For American drivers filling up with premium at the gas station, AAA has a message for you: unless your owner's manual calls for premium, you're wasting your money.
More than 16 million Americans buy premium even though their cars don't need it, according to a new study released by AAA this week. The association found that premium gas does not improve performance or gas mileage in cars that only require regular-grade fuel.
American drivers wasted $2.1 billion in the past year by using premium gas in vehicles that didn't need it, the report says.
The study conducted in partnership with the Automobile Club of Southern California's Automotive Research Center tested regular and premium-grade fuel in cars with a V-8, V-6 or inline four-cylinder engine designed to run on regular gas. The tests found no significant increases in horsepower or fuel economy, or any significant decrease in emissions, when using premium fuel, AAA Director of Automotive Engineering Greg Brannon tells NPR's Robert Siegel.
"We used something called a chassis dynamometer, dyno for short, which is more or less a treadmill for a vehicle," Brannon says. "Through some very specific tests following EPA guidelines ... we were able to very scientifically quantify the difference — or in this case, the lack of difference — in both performance, emissions and fuel economy as a result of placing premium in a vehicle that is only calling for regular fuel."
The report says that cars built for regular gas can't take advantage of premium's higher octane levels.
"The difference is really related to its ability to prevent detonation, or that knocking sound that you hear in the engine from time to time," Brannon says. "Those of us that are old enough to remember cars that didn't have the advanced technology that they do today will remember a time when that was much more prevalent. But really the higher the octane, the better the gasoline is at resisting that detonation or pre-ignition."
The study found that drivers who unnecessarily used premium gas did so at least once per month.
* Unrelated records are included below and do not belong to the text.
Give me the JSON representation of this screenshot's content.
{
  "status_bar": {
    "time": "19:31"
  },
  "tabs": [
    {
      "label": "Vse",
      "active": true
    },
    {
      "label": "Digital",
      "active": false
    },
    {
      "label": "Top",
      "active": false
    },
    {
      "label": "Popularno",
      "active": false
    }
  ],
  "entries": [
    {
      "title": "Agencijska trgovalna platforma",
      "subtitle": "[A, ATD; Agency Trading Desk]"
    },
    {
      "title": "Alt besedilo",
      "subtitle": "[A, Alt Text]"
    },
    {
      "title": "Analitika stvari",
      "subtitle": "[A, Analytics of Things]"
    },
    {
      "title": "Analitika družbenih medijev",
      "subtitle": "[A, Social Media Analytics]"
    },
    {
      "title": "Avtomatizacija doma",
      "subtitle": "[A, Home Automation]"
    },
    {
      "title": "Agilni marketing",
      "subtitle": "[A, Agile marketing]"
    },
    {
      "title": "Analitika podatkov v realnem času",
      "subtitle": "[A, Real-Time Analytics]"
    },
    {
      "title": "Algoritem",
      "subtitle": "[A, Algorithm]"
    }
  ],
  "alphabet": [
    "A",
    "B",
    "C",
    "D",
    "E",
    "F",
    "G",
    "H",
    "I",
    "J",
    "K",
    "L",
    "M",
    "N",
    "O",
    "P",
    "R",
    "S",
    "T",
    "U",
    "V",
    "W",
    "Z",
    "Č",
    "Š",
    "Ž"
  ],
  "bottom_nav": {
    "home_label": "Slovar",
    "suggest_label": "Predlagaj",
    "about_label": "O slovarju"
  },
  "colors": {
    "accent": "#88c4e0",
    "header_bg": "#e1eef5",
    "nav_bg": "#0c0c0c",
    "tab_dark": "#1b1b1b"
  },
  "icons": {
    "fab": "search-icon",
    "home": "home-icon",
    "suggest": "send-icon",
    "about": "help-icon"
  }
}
Brannon says this practice may come down to simple marketing of gasoline.
"I think it comes down to simply the naming — premium," he says. "You put 'premium' on the pump, and the consumer's likely believe that it is a premium product over the others that they have available to them, and therefore, are making that selection."
While there's no advantage, Brannon says that drivers who unnecessarily use premium gas aren't harming their cars.
"The only damage is to their wallet," he says.